National Historical Park
The interpretive program is a major aspect of Nez Perce National Historical Park. The park story is complex and challenging. Interpreting the story for visitors is vital to the success of the park, because most of the park's widely scattered sites relate to each other historically rather than visually or geographically. Indeed, the park's creators acknowledged that most of these sites and wayside signs did not possess intrinsic national significance. It was only when they were considered as a whole that the historical sites in Nez Perce country accrued national significance. Therefore, the interpretive program has been responsible for making each site achieve a level of national significance by virtue of its association with the other sites in the park. The park administration's interpretive function carries most of the responsibility for making the park's "string of pearls" cohere.

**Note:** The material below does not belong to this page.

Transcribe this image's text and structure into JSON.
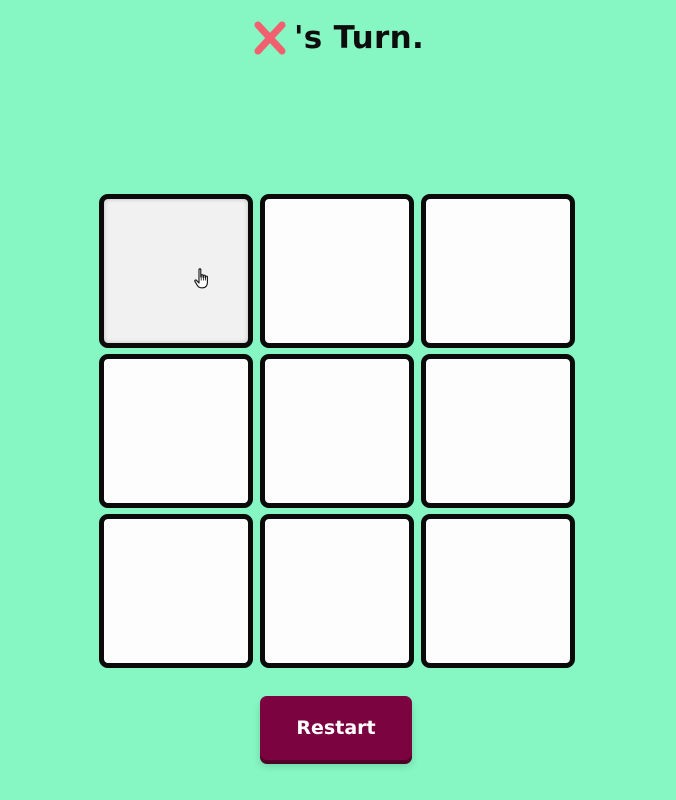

The conceptual framework for the park's interpretive program was developed through three key planning documents: the feasibility report of 1963, the master plan of 1968, and the interpretive prospectus of 1970. These documents outlined the goals of the program as well as the physical development of the park that the NPS would need to undertake in order to accomplish its goals. This chapter begins with a discussion of that conceptual framework. It then looks at the various components of the interpretive program as it actually developed. Finally, it considers some of the problems that are peculiar to interpretation in this partnership park.